[Website and app data records]

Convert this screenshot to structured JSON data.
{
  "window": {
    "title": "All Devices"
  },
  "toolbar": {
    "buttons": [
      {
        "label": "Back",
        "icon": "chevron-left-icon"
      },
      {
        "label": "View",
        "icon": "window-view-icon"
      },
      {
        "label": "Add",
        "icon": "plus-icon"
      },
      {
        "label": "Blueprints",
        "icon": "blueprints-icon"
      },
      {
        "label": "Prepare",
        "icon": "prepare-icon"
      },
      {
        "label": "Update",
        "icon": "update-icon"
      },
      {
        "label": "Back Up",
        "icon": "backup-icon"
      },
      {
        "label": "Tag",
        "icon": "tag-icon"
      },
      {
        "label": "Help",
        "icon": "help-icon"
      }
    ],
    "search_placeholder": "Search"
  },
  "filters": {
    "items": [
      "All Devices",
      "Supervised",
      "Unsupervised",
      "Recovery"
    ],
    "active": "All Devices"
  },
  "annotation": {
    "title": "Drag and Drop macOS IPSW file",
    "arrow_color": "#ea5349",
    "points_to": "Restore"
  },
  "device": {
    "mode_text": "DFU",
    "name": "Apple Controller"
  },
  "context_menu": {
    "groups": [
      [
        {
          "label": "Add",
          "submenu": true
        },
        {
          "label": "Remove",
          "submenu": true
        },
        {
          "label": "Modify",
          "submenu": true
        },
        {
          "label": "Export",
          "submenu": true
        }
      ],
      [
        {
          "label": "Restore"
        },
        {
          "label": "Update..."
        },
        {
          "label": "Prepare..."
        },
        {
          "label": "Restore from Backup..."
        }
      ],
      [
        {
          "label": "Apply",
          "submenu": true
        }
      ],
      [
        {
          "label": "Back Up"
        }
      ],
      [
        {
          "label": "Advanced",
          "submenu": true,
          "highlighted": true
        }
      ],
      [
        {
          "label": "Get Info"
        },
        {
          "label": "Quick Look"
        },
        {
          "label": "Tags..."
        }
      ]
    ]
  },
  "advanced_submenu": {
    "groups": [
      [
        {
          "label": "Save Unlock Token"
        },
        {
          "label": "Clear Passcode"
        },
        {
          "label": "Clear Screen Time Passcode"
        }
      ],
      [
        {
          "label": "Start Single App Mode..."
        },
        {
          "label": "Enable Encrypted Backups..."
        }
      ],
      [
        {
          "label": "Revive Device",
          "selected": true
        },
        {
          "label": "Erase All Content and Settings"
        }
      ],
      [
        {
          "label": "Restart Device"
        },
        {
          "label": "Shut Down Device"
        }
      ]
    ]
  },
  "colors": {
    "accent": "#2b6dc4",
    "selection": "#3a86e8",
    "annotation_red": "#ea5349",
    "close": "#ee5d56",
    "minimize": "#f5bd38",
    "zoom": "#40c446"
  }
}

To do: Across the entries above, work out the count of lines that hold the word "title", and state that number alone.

Written response: 2